Many carillons play a melody at 15-minute intervals to mark the time of day. These sequences are known as “quarters” because they play on the quarter hour. At the top of the hour, a bell sounds the appropriate number of strikes to mark the hour—for example, 12 strikes at noon. The Rochester Carillon plays the Westminster Quarters, the iconic melody associated with the clock tower at the Palace of Westminster in London, England. In 1928, Dr. William J. Mayo chose this setting for the carillon. The clock strike plays from 8:00 a.m. until 9:00 p.m. daily.
In addition to live performances by carillonneurs and the chiming of the quarter hours, an automated system for the carillon plays three daily melodies at set times.
“Mayo Clinic Chimes”
This melody was composed specifically for Mayo Clinic’s carillon. It combines the work of James Drummond, first Carillonneur of Mayo Clinic, with that of Jeffrey Daehn, Mayo’s third Carillonneur. The idea for a unique chime melody was proposed by David Daugherty, M.D., a Rochester native and graduate of the first class of Mayo Medical School. It plays daily at 8:00 a.m.
Selected by Dr. William J. Mayo, this tune, also known as “O Sanctissima” and “Lord, Dismiss Us With Thy Blessing” plays daily at 6:00 p.m.
Like “Sicilian Mariners,” this tune, also known as “The Day Thou Gavest, Lord, Is Ended,” is played each evening at 9:00 p.m. Dr. William J. Mayo requested this tune as an evening prayer, also known as a vesper hymn.
We recognize with gratitude the following benefactors, who have supported the carillon at Mayo Clinic throughout its history:
- 1928 – William J. Mayo, M.D., and Charles H. Mayo, M.D., donated the original 23 bells.
- 1977 – Mrs. Frances G. Sheets and Mrs. Isabella Gooding Sanders, descendants of Rochester pioneer Alphonso Gooding, donated an additional 33 bells along with a practice console and glass-enclosed performance cabin.
- 2013 – John T. and Lillian G. Mathews donated funds for a computer system to play the “Westminster Quarters,” “Sicilian Mariners” and “St. Clement”.
- 2021 – The Sisters of St. Francis, with gift funds donated by Gerald and Henrietta Rauenhorst, provided support for enhanced audio equipment for the recording and web-based broadcast of carillon performances.
Mayo Clinic Dolores Jean Lavins Center for Humanities in Medicine
Programming of the carillon at Mayo Clinic is administered by the Mayo Clinic Dolores Jean Lavins Center for Humanities in Medicine. The center supports Mayo Clinic’s primary value, the needs of the patient come first, by integrating the arts and other expressions of human culture into the healing environment.

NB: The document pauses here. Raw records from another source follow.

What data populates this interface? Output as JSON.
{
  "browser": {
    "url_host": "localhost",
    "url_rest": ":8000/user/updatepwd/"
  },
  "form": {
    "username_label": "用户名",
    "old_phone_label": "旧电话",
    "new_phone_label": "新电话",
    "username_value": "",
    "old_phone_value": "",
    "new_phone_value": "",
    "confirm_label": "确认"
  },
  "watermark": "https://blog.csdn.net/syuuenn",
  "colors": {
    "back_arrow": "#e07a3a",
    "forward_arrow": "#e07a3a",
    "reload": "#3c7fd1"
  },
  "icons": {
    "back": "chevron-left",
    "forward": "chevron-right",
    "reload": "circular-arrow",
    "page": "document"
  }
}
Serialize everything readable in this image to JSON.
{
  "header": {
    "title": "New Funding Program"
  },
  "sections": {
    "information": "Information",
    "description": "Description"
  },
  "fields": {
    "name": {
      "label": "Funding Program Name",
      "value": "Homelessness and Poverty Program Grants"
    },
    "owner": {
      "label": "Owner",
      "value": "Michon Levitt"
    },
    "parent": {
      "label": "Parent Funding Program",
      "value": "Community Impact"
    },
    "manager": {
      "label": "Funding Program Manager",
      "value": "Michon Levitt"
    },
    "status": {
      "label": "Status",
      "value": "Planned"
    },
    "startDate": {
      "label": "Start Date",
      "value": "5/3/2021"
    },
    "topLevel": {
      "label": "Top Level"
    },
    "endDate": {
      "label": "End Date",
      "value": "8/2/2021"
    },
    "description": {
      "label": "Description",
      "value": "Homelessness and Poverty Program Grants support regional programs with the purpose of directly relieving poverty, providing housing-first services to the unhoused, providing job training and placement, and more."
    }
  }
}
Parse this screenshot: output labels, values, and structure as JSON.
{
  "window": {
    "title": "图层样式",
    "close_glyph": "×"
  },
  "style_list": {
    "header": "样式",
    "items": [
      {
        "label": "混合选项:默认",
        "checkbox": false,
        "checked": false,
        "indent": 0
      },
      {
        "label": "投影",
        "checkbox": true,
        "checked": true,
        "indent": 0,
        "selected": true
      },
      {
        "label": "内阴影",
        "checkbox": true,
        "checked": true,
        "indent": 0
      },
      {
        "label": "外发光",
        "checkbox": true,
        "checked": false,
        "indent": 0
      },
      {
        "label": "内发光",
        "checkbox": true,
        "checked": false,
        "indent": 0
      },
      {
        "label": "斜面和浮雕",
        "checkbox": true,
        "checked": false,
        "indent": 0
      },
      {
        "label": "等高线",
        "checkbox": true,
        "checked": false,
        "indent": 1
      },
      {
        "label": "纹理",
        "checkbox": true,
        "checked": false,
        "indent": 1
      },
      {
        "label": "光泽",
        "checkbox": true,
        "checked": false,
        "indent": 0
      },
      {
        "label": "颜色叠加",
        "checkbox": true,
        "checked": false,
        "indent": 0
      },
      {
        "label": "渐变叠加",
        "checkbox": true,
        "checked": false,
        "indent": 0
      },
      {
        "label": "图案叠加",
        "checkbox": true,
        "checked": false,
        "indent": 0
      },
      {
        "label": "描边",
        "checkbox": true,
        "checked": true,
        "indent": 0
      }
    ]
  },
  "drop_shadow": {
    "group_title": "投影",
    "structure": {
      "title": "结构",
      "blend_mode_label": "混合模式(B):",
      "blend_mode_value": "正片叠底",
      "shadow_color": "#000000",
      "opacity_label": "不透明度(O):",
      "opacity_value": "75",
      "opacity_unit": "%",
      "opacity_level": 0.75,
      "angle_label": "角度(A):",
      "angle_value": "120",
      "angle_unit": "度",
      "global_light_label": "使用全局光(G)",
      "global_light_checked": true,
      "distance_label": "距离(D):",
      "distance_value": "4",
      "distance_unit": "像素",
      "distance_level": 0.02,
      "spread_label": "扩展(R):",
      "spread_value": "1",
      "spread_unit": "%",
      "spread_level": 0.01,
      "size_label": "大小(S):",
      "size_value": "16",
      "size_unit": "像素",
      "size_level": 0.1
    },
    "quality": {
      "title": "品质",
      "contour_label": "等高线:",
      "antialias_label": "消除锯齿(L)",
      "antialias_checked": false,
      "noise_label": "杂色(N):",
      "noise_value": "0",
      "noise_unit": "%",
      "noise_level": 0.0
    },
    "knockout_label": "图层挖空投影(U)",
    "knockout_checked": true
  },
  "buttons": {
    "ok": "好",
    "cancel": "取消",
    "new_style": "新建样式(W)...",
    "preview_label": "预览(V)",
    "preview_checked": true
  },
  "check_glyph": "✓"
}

The Center engages interconnected communities of patients, families, staff, learners and the public to promote the artful and compassionate delivery of health care. Music, visual art, dance, theatre, creative writing, lectures and other educational programs all contribute to the healing environment and uniquely touch each of Mayo’s three shields: Patient Care, Education and Research. Furthermore, Humanities in Medicine is a champion and ideal collaborator for Mayo Clinic initiatives such as the institution’s commitment to diversity and inclusion, emphasis on innovation, encouragement of continued professional development and, most significantly, belief in caring for the whole patient. The Center for Humanities in Medicine operates throughout the Mayo Clinic with program staff in Rochester, Minnesota; Jacksonville, Florida; and Phoenix, Arizona.
The Dolores J. and Paul N. Lavins Fund in Humanities in Medicine endowed the Rochester program in 2014. Mrs. Lavins was known for her love of the arts and was a devotee of theatre, opera and dance. As loyal patients of Mayo Clinic, Dolores and Paul valued Mayo’s unique ability to integrate the arts as part of the healing process. After Dolores’ passing in 2010, the Dolores and Paul Lavins Foundation made a gift that names the Dolores Jean Lavins Center for Humanities in Medicine in her honor. This generous gift supports our mission to offer an engaging and reflective healing environment for patients and their families through music concerts, visual art exhibitions and beautiful architecture.